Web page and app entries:

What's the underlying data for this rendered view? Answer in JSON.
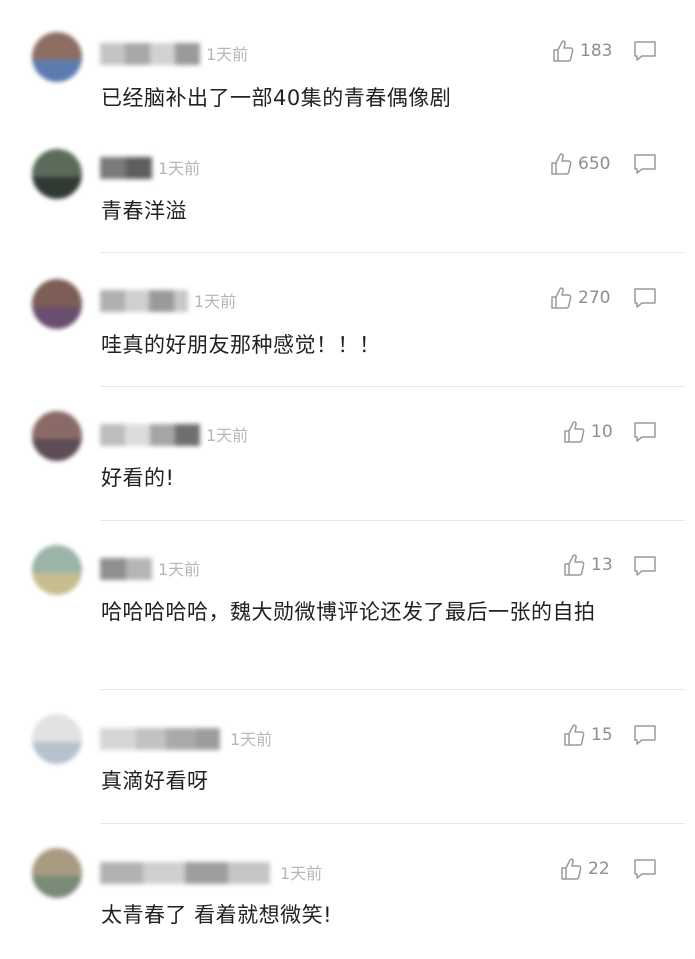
{
  "comments": [
    {
      "time": "1天前",
      "likes": "183",
      "text": "已经脑补出了一部40集的青春偶像剧",
      "avatar_colors": [
        "#8d6e63",
        "#5c7cb0"
      ],
      "name_colors": [
        "#c4c4c4",
        "#a8a8a8",
        "#d2d2d2",
        "#9a9a9a"
      ]
    },
    {
      "time": "1天前",
      "likes": "650",
      "text": "青春洋溢",
      "avatar_colors": [
        "#5b6b5a",
        "#2f3a35"
      ],
      "name_colors": [
        "#7a7a7a",
        "#5e5e5e"
      ]
    },
    {
      "time": "1天前",
      "likes": "270",
      "text": "哇真的好朋友那种感觉！！！",
      "avatar_colors": [
        "#7d5e56",
        "#6a4e70"
      ],
      "name_colors": [
        "#b0b0b0",
        "#d0d0d0",
        "#9a9a9a",
        "#c8c8c8"
      ]
    },
    {
      "time": "1天前",
      "likes": "10",
      "text": "好看的!",
      "avatar_colors": [
        "#8a6a66",
        "#5d4c55"
      ],
      "name_colors": [
        "#bdbdbd",
        "#dcdcdc",
        "#a5a5a5",
        "#6f6f6f"
      ]
    },
    {
      "time": "1天前",
      "likes": "13",
      "text": "哈哈哈哈哈，魏大勋微博评论还发了最后一张的自拍",
      "avatar_colors": [
        "#9bb4a8",
        "#c8bd8f"
      ],
      "name_colors": [
        "#8f8f8f",
        "#b5b5b5"
      ]
    },
    {
      "time": "1天前",
      "likes": "15",
      "text": "真滴好看呀",
      "avatar_colors": [
        "#e2e2e2",
        "#b7c2cf"
      ],
      "name_colors": [
        "#d6d6d6",
        "#c2c2c2",
        "#a9a9a9",
        "#9c9c9c"
      ]
    },
    {
      "time": "1天前",
      "likes": "22",
      "text": "太青春了 看着就想微笑!",
      "avatar_colors": [
        "#a99b82",
        "#7a8a78"
      ],
      "name_colors": [
        "#b2b2b2",
        "#cfcfcf",
        "#9e9e9e",
        "#c5c5c5"
      ]
    }
  ]
}
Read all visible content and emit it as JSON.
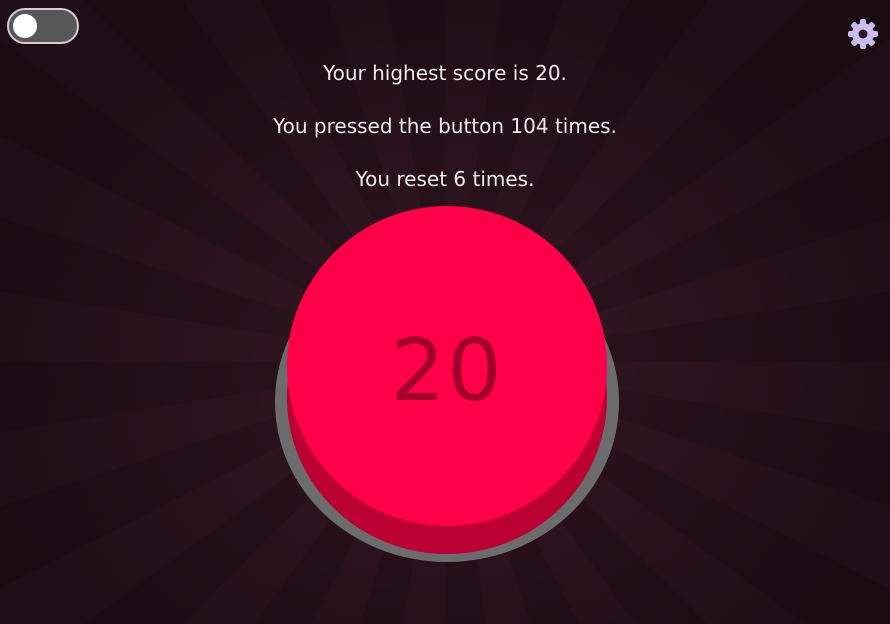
{
  "app": {
    "accent_color": "#ff0049",
    "button_shadow_color": "#bb0033",
    "background_color": "#2a151d"
  },
  "controls": {
    "toggle_state": "off",
    "settings_icon": "gear-icon"
  },
  "stats": {
    "highest_score_text": "Your highest score is 20.",
    "presses_text": "You pressed the button 104 times.",
    "resets_text": "You reset 6 times."
  },
  "button": {
    "value": "20"
  }
}
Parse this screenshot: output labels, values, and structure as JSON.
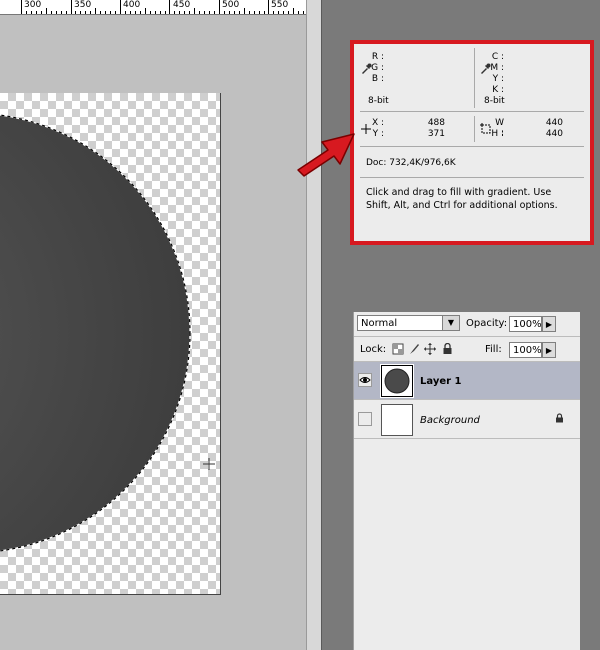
{
  "ruler": {
    "labels": [
      "300",
      "350",
      "400",
      "450",
      "500",
      "550"
    ]
  },
  "info_panel": {
    "rgb_labels": [
      "R :",
      "G :",
      "B :"
    ],
    "cmyk_labels": [
      "C :",
      "M :",
      "Y :",
      "K :"
    ],
    "bit_left": "8-bit",
    "bit_right": "8-bit",
    "x_label": "X :",
    "x_value": "488",
    "y_label": "Y :",
    "y_value": "371",
    "w_label": "W :",
    "w_value": "440",
    "h_label": "H :",
    "h_value": "440",
    "doc": "Doc: 732,4K/976,6K",
    "message": "Click and drag to fill with gradient.  Use Shift, Alt, and Ctrl for additional options."
  },
  "layers_panel": {
    "blend_mode": "Normal",
    "opacity_label": "Opacity:",
    "opacity_value": "100%",
    "lock_label": "Lock:",
    "fill_label": "Fill:",
    "fill_value": "100%",
    "layers": [
      {
        "name": "Layer 1",
        "selected": true,
        "visible": true
      },
      {
        "name": "Background",
        "selected": false,
        "visible": false,
        "locked": true
      }
    ]
  },
  "colors": {
    "highlight_border": "#d71920",
    "selected_layer": "#b3b7c6",
    "panel_bg": "#ececec"
  }
}
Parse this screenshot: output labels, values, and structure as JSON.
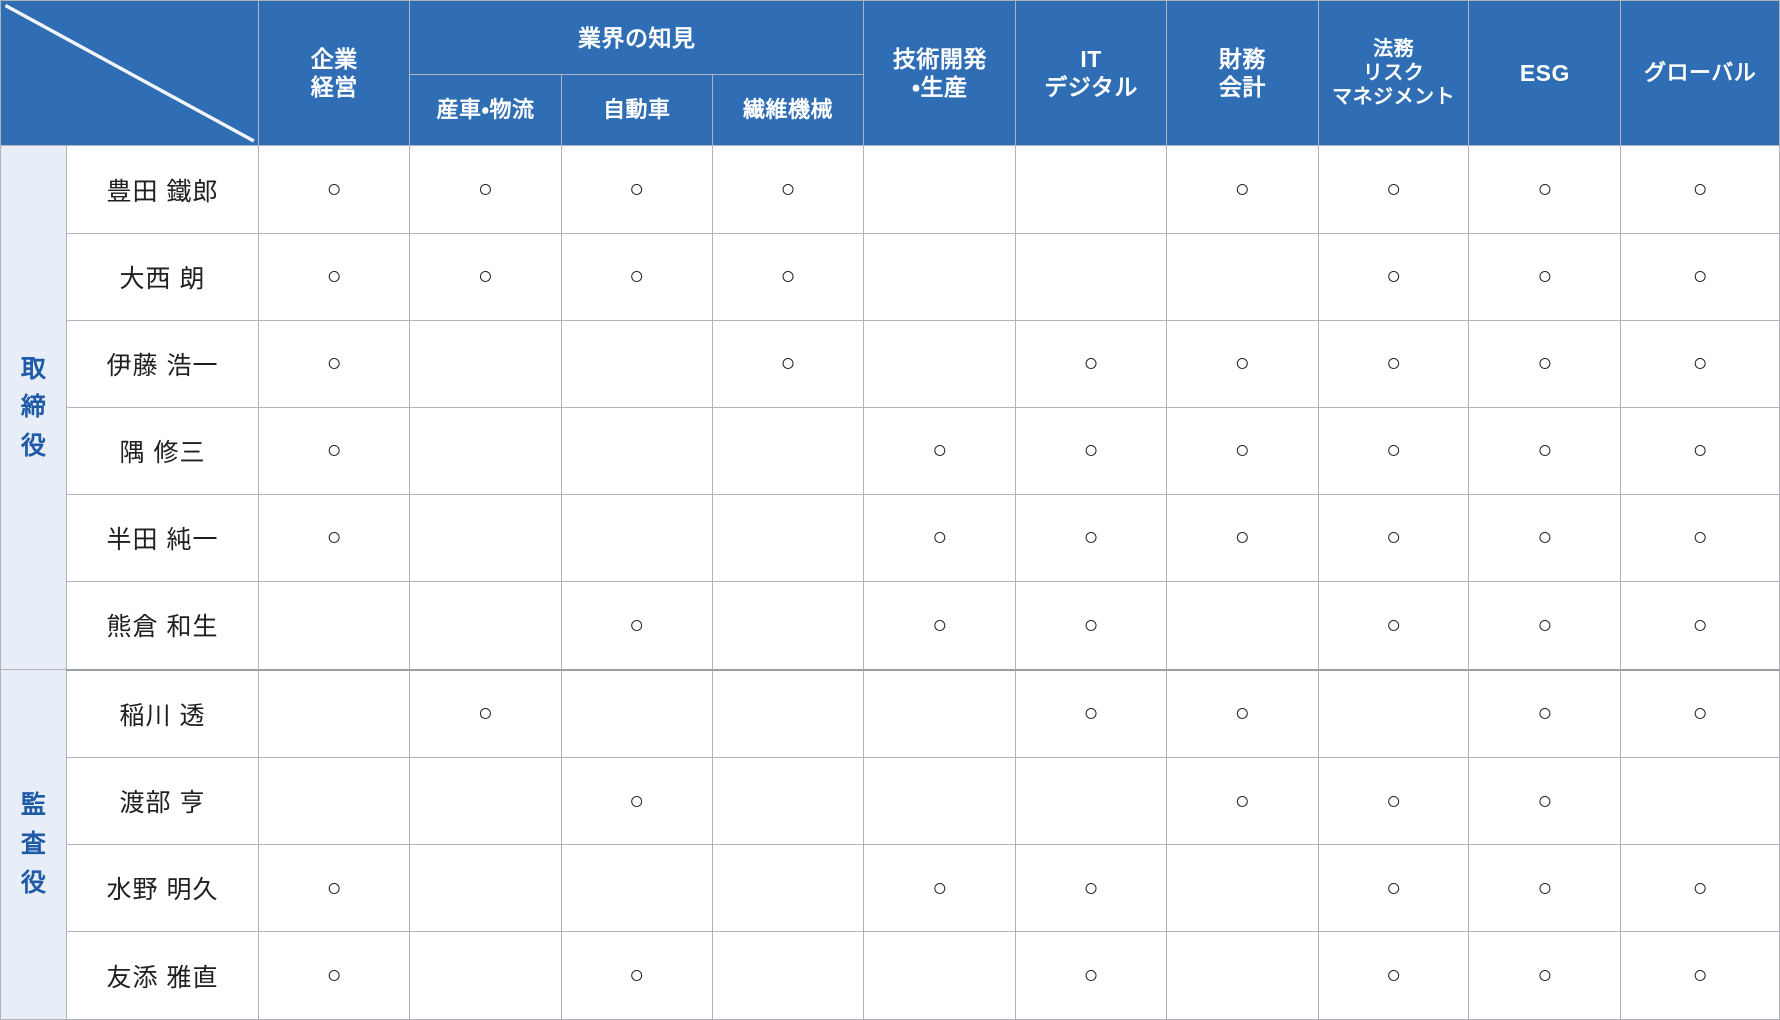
{
  "matrix": {
    "corner": {
      "icon": "diagonal-slash",
      "label": ""
    },
    "column_groups": [
      {
        "label": "",
        "span": 1,
        "leaf": true,
        "key": "corp_management"
      },
      {
        "label": "業界の知見",
        "span": 3,
        "leaf": false,
        "key": "industry_knowledge"
      },
      {
        "label": "",
        "span": 1,
        "leaf": true,
        "key": "rnd_production"
      },
      {
        "label": "",
        "span": 1,
        "leaf": true,
        "key": "it_digital"
      },
      {
        "label": "",
        "span": 1,
        "leaf": true,
        "key": "finance_accounting"
      },
      {
        "label": "",
        "span": 1,
        "leaf": true,
        "key": "legal_risk"
      },
      {
        "label": "",
        "span": 1,
        "leaf": true,
        "key": "esg"
      },
      {
        "label": "",
        "span": 1,
        "leaf": true,
        "key": "global"
      }
    ],
    "columns": [
      {
        "key": "corp_management",
        "label": "企業\n経営",
        "lines": [
          "企業",
          "経営"
        ]
      },
      {
        "key": "industrial_logistics",
        "label": "産車・物流",
        "lines": [
          "産車・物流"
        ]
      },
      {
        "key": "automotive",
        "label": "自動車",
        "lines": [
          "自動車"
        ]
      },
      {
        "key": "textile_machinery",
        "label": "繊維機械",
        "lines": [
          "繊維機械"
        ]
      },
      {
        "key": "rnd_production",
        "label": "技術開発・生産",
        "lines": [
          "技術開発",
          "・生産"
        ]
      },
      {
        "key": "it_digital",
        "label": "ITデジタル",
        "lines": [
          "IT",
          "デジタル"
        ]
      },
      {
        "key": "finance_accounting",
        "label": "財務会計",
        "lines": [
          "財務",
          "会計"
        ]
      },
      {
        "key": "legal_risk",
        "label": "法務リスクマネジメント",
        "lines": [
          "法務",
          "リスク",
          "マネジメント"
        ]
      },
      {
        "key": "esg",
        "label": "ESG",
        "lines": [
          "ESG"
        ]
      },
      {
        "key": "global",
        "label": "グローバル",
        "lines": [
          "グローバル"
        ]
      }
    ],
    "industry_group_label": "業界の知見",
    "mark_symbol": "○",
    "role_groups": [
      {
        "label": "取締役",
        "label_chars": [
          "取",
          "締",
          "役"
        ],
        "rows": [
          {
            "name": "豊田 鐵郎",
            "marks": [
              true,
              true,
              true,
              true,
              false,
              false,
              true,
              true,
              true,
              true
            ]
          },
          {
            "name": "大西 朗",
            "marks": [
              true,
              true,
              true,
              true,
              false,
              false,
              false,
              true,
              true,
              true
            ]
          },
          {
            "name": "伊藤 浩一",
            "marks": [
              true,
              false,
              false,
              true,
              false,
              true,
              true,
              true,
              true,
              true
            ]
          },
          {
            "name": "隅 修三",
            "marks": [
              true,
              false,
              false,
              false,
              true,
              true,
              true,
              true,
              true,
              true
            ]
          },
          {
            "name": "半田 純一",
            "marks": [
              true,
              false,
              false,
              false,
              true,
              true,
              true,
              true,
              true,
              true
            ]
          },
          {
            "name": "熊倉 和生",
            "marks": [
              false,
              false,
              true,
              false,
              true,
              true,
              false,
              true,
              true,
              true
            ]
          }
        ]
      },
      {
        "label": "監査役",
        "label_chars": [
          "監",
          "査",
          "役"
        ],
        "rows": [
          {
            "name": "稲川 透",
            "marks": [
              false,
              true,
              false,
              false,
              false,
              true,
              true,
              false,
              true,
              true
            ]
          },
          {
            "name": "渡部 亨",
            "marks": [
              false,
              false,
              true,
              false,
              false,
              false,
              true,
              true,
              true,
              false
            ]
          },
          {
            "name": "水野 明久",
            "marks": [
              true,
              false,
              false,
              false,
              true,
              true,
              false,
              true,
              true,
              true
            ]
          },
          {
            "name": "友添 雅直",
            "marks": [
              true,
              false,
              true,
              false,
              false,
              true,
              false,
              true,
              true,
              true
            ]
          }
        ]
      }
    ]
  },
  "colors": {
    "header_blue": "#2F6EB5",
    "group_label_bg": "#E8EEF7",
    "group_label_text": "#1F5BA6",
    "grid_line": "#AEB4BA",
    "cell_bg": "#FFFFFF",
    "mark_color": "#222222"
  }
}
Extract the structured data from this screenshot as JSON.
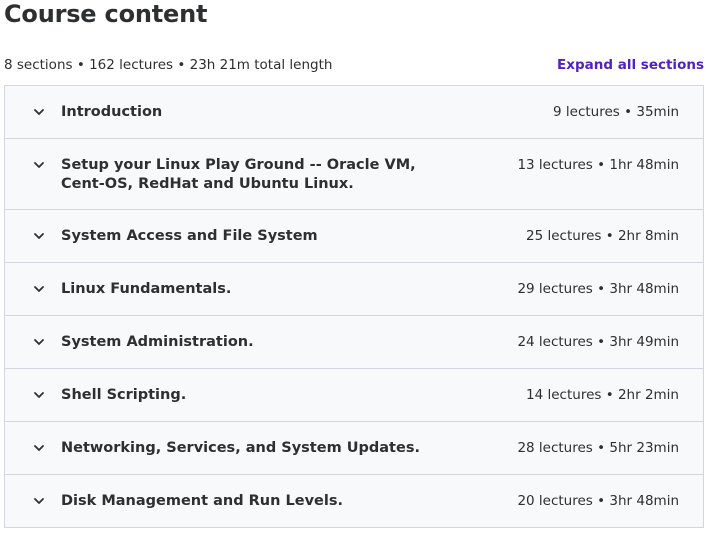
{
  "header": {
    "title": "Course content"
  },
  "summary": {
    "text": "8 sections • 162 lectures • 23h 21m total length",
    "expand_label": "Expand all sections"
  },
  "sections": [
    {
      "title": "Introduction",
      "meta": "9 lectures • 35min"
    },
    {
      "title": "Setup your Linux Play Ground -- Oracle VM, Cent-OS, RedHat and Ubuntu Linux.",
      "meta": "13 lectures • 1hr 48min"
    },
    {
      "title": "System Access and File System",
      "meta": "25 lectures • 2hr 8min"
    },
    {
      "title": "Linux Fundamentals.",
      "meta": "29 lectures • 3hr 48min"
    },
    {
      "title": "System Administration.",
      "meta": "24 lectures • 3hr 49min"
    },
    {
      "title": "Shell Scripting.",
      "meta": "14 lectures • 2hr 2min"
    },
    {
      "title": "Networking, Services, and System Updates.",
      "meta": "28 lectures • 5hr 23min"
    },
    {
      "title": "Disk Management and Run Levels.",
      "meta": "20 lectures • 3hr 48min"
    }
  ],
  "icons": {
    "section_toggle": "chevron-down-icon"
  },
  "colors": {
    "accent": "#5022c3",
    "section_bg": "#f7f9fa",
    "border": "#d1d7dc",
    "text": "#2d2f31"
  }
}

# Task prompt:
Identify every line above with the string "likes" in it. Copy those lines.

# Task answer:
      "likes": "183",
      "likes": "650",
      "likes": "270",
      "likes": "10",
      "likes": "13",
      "likes": "15",
      "likes": "22",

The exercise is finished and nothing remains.